▸ Listed entries
· · · ·

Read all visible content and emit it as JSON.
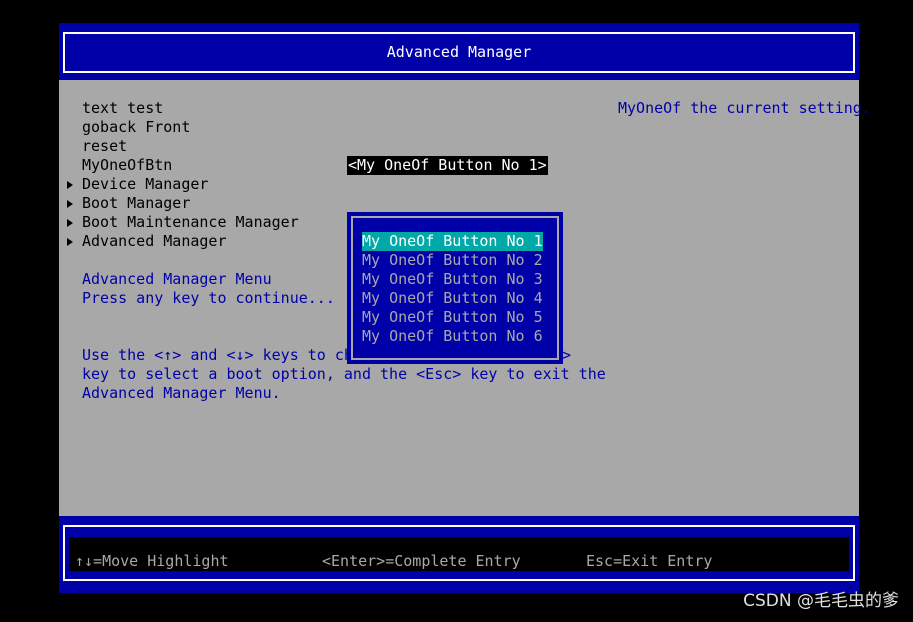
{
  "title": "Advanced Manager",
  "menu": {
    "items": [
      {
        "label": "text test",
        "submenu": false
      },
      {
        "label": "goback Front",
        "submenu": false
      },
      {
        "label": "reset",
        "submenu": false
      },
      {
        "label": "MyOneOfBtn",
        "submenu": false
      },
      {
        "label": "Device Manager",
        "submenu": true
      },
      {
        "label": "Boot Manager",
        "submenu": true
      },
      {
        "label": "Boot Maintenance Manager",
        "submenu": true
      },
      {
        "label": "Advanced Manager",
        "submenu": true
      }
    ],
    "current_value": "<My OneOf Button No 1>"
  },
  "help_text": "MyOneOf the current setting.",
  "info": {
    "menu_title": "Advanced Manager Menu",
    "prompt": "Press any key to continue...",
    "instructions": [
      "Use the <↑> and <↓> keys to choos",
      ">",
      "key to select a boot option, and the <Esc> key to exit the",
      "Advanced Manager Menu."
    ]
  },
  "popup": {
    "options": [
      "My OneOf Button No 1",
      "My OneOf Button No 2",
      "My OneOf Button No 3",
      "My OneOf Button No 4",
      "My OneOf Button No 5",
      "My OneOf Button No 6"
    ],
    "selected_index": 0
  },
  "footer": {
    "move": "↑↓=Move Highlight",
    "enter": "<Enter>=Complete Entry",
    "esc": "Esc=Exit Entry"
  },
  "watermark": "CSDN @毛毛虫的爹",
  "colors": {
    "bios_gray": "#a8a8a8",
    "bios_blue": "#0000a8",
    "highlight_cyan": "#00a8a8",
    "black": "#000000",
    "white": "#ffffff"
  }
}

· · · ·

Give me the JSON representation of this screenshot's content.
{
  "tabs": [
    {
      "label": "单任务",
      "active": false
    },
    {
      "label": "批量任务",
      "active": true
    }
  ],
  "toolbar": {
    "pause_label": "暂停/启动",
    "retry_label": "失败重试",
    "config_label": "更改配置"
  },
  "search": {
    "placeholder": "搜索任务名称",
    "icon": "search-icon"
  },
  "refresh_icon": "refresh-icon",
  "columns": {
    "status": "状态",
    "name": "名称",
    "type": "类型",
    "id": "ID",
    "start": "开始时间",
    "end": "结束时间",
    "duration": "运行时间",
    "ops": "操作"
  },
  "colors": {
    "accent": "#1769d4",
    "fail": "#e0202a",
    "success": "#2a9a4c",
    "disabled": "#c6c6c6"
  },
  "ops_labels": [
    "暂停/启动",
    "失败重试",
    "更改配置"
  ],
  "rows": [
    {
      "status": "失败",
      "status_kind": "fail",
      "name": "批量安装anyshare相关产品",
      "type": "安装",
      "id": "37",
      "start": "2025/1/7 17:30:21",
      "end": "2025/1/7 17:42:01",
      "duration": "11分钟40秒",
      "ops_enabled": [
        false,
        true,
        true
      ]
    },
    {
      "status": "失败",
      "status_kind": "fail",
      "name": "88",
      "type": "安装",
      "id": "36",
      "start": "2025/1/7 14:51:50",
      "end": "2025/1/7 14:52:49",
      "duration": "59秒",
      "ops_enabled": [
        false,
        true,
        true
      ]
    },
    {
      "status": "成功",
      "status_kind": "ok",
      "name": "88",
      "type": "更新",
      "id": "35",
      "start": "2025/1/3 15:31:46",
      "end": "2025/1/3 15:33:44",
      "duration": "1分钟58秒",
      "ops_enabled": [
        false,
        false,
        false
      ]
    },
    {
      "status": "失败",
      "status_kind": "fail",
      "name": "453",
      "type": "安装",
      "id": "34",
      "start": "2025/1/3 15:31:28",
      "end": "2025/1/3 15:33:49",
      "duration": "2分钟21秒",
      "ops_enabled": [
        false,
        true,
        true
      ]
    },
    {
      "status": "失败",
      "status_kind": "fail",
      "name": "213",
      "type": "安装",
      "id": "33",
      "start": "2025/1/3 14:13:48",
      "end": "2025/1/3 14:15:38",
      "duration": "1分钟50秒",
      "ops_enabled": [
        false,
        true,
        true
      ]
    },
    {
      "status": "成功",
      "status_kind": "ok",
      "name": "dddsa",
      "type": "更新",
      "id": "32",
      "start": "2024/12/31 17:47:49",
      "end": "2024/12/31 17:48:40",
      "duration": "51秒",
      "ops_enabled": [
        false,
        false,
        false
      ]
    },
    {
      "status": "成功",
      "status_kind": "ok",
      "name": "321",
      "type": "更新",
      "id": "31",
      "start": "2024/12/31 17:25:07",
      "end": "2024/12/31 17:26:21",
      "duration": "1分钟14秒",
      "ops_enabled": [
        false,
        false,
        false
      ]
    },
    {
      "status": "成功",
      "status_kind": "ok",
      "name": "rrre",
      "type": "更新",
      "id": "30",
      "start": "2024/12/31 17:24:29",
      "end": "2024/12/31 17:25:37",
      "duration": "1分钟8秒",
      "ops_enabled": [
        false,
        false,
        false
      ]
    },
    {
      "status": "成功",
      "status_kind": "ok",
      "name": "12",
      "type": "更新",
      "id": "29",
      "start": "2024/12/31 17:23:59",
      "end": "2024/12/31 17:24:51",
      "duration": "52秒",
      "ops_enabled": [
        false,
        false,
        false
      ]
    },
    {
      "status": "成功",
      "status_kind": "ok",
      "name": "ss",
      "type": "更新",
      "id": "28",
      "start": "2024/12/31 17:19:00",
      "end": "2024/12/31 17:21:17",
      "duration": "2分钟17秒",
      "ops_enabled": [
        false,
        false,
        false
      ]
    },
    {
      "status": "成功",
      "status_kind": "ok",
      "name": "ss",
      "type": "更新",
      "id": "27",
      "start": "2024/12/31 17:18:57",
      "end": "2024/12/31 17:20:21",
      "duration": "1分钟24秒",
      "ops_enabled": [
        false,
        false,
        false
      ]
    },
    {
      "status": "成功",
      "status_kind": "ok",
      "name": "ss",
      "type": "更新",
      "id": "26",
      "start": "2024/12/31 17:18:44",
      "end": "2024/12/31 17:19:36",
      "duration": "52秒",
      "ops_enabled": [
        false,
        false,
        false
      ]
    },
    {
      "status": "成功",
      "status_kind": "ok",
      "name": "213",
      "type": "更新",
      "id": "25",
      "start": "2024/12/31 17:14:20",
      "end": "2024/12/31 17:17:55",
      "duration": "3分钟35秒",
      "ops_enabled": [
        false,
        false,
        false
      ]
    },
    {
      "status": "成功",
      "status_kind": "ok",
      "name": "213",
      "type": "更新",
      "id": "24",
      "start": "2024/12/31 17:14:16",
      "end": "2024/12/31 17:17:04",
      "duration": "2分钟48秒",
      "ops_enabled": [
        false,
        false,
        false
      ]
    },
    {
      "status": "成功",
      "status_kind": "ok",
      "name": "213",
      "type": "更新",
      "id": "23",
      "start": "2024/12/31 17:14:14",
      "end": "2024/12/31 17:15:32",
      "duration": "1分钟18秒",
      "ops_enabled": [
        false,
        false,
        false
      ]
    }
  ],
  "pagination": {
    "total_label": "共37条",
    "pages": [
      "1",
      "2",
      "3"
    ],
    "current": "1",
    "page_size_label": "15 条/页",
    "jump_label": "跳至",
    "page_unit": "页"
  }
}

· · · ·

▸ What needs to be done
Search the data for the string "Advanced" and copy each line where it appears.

▸ Response
  "title": "Advanced Manager",
        "label": "Advanced Manager",
    "menu_title": "Advanced Manager Menu",
      "Advanced Manager Menu."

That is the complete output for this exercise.